Records supplied:
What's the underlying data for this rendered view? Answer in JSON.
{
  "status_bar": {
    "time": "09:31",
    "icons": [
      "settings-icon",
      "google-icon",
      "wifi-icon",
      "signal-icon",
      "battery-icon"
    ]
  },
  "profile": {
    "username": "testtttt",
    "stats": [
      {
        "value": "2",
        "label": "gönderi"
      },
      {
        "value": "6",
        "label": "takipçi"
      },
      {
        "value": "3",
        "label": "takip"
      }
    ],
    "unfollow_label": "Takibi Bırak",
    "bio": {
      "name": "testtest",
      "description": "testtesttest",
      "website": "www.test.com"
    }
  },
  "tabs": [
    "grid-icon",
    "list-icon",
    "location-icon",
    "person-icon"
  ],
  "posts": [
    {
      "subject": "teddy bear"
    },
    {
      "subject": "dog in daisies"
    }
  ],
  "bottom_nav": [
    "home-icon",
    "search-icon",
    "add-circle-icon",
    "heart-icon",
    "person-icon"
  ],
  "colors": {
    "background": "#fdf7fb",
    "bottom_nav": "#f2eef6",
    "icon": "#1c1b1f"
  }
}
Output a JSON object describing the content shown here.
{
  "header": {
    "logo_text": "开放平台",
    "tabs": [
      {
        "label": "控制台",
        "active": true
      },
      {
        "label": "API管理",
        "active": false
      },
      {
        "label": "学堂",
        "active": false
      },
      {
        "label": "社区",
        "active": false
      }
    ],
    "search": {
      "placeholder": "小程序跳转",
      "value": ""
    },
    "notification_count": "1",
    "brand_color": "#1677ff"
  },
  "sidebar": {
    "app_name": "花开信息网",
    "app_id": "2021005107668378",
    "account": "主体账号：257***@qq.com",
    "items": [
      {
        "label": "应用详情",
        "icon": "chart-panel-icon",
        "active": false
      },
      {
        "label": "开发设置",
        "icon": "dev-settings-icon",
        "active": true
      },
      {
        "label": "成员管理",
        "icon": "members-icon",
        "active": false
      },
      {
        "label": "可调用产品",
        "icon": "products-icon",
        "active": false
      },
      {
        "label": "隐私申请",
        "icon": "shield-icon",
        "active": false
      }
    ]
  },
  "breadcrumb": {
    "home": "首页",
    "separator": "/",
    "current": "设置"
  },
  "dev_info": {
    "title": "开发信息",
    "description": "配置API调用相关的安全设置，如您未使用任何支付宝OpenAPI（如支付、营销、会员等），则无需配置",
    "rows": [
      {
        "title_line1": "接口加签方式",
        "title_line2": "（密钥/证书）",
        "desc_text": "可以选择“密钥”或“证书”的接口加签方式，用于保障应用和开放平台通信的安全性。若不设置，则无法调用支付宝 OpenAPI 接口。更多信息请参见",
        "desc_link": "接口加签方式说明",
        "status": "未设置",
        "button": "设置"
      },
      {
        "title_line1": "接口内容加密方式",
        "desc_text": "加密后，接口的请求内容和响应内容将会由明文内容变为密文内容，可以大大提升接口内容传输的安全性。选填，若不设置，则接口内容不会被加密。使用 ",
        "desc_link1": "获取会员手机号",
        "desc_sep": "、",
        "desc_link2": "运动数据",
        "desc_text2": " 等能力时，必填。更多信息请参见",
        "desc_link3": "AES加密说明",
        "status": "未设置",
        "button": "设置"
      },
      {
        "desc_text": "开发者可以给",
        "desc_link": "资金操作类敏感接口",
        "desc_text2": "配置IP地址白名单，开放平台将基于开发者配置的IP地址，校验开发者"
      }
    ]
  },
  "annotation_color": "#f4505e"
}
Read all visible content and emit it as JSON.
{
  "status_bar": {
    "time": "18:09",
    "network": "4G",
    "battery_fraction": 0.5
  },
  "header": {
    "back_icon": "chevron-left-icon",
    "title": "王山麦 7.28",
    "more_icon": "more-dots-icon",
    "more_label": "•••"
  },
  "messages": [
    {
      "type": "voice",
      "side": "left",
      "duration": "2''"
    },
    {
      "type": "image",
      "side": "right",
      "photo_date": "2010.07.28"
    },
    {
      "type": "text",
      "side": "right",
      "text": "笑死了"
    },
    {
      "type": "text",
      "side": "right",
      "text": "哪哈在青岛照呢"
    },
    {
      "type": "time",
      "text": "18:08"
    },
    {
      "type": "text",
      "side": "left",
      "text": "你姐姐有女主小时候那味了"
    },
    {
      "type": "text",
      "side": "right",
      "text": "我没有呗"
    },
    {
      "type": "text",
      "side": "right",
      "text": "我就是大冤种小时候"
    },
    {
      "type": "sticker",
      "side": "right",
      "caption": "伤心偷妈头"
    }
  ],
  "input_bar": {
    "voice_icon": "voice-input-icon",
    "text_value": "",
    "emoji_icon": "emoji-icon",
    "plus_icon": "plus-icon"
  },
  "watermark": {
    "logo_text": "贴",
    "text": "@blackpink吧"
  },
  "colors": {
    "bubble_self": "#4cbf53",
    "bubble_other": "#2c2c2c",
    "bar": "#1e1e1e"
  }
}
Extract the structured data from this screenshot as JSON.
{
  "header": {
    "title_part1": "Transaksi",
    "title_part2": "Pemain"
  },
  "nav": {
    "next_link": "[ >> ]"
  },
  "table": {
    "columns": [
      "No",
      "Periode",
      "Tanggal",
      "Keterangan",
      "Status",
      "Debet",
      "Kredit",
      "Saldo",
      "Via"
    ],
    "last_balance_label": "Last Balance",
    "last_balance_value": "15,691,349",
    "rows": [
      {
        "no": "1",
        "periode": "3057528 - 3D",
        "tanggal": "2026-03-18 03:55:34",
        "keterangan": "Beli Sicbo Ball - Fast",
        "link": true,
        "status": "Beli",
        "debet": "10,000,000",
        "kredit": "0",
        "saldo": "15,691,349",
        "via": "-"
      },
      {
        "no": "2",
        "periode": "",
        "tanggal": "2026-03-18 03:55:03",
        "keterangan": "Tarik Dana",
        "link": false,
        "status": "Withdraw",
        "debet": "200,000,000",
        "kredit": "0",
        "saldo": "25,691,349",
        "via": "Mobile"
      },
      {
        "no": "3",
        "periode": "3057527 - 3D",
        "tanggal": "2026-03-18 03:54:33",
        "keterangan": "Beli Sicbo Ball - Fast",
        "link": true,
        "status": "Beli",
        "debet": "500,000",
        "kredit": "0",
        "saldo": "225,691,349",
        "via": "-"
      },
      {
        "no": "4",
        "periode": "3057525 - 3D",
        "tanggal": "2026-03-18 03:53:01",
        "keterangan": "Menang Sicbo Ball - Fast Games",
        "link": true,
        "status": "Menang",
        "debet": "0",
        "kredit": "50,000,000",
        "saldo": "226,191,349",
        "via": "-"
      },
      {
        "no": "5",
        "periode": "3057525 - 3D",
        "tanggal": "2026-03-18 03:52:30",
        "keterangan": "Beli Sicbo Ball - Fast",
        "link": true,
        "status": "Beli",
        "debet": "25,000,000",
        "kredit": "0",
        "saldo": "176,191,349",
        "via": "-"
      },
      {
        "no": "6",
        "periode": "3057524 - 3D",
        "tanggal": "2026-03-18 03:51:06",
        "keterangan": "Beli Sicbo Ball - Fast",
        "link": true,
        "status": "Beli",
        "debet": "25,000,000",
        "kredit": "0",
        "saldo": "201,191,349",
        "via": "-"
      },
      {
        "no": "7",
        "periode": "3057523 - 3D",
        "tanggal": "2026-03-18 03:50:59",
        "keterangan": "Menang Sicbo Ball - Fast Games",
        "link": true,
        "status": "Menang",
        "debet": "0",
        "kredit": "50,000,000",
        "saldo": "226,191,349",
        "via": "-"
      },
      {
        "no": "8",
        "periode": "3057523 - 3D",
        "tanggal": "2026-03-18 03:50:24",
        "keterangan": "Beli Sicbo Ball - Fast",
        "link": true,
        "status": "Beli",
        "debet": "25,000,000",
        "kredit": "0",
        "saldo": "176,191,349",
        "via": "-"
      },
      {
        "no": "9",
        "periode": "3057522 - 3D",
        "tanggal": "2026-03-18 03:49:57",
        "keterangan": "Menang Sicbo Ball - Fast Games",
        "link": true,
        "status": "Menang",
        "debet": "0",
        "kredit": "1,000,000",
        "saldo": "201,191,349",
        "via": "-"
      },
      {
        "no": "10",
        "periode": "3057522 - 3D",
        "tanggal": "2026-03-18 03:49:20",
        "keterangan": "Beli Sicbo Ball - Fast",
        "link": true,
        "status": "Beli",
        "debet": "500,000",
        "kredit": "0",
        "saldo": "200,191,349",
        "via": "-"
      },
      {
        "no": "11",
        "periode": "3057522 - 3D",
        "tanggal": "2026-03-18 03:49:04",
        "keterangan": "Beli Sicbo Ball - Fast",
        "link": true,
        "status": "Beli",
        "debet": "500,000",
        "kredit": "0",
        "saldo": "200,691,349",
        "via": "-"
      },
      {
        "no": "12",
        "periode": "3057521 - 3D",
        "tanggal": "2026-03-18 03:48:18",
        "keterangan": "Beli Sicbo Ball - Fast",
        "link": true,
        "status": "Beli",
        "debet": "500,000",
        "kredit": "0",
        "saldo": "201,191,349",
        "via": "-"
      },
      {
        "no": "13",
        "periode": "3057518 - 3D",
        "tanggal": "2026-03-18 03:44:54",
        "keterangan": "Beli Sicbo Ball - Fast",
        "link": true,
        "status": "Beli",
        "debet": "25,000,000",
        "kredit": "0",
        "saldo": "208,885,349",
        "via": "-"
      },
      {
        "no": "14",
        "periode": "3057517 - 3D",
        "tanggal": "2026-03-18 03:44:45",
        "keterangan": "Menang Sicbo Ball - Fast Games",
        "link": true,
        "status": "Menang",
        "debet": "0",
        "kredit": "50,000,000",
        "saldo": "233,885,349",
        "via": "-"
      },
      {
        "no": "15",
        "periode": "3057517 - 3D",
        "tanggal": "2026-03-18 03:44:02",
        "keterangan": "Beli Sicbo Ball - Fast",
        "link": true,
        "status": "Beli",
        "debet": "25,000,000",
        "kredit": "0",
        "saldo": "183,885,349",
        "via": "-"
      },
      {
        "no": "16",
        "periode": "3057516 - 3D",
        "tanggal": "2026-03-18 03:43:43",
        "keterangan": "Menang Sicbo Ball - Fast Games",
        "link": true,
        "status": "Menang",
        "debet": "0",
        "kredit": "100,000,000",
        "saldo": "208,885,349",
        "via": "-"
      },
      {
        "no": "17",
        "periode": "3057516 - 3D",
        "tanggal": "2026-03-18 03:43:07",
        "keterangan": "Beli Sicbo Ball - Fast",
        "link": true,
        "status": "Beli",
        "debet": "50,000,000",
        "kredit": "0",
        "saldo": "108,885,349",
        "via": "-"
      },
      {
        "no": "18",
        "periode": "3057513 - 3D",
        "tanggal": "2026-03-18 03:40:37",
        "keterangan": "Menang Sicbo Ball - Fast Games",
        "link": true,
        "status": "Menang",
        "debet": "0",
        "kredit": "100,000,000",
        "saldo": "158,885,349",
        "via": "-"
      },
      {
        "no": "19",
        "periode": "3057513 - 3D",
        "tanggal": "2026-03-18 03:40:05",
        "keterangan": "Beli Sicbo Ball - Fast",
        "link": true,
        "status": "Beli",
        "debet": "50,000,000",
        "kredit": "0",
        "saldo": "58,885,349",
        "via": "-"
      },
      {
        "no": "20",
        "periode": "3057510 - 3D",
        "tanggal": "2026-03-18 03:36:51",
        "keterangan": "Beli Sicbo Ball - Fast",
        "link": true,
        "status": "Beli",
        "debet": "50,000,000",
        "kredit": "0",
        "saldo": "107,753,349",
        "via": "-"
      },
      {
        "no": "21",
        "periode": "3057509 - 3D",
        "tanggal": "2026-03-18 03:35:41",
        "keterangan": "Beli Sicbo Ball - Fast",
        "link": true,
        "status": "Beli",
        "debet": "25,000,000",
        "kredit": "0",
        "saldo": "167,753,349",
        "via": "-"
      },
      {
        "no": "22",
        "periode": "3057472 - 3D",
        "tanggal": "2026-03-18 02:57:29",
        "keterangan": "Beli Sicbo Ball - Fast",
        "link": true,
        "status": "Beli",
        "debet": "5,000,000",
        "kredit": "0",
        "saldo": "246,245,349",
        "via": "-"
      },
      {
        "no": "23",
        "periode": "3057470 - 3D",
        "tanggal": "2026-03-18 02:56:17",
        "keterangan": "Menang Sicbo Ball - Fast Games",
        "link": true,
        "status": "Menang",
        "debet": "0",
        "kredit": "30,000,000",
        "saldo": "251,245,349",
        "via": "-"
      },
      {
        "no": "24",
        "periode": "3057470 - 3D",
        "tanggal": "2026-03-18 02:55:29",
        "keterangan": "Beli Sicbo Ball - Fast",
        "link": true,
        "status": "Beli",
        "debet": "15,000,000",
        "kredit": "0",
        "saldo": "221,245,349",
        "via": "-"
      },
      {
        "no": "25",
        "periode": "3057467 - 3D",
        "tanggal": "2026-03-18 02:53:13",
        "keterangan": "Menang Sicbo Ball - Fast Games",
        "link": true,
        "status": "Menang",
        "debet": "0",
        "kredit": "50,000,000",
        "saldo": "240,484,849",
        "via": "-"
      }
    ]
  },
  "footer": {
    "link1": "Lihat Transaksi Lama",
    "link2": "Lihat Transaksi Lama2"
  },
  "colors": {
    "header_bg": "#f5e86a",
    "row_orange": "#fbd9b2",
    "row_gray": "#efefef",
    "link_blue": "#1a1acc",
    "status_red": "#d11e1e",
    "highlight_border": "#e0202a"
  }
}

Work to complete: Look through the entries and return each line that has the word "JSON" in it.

Response to the exercise:
What's the underlying data for this rendered view? Answer in JSON.
Output a JSON object describing the content shown here.
Read all visible content and emit it as JSON.
Extract the structured data from this screenshot as JSON.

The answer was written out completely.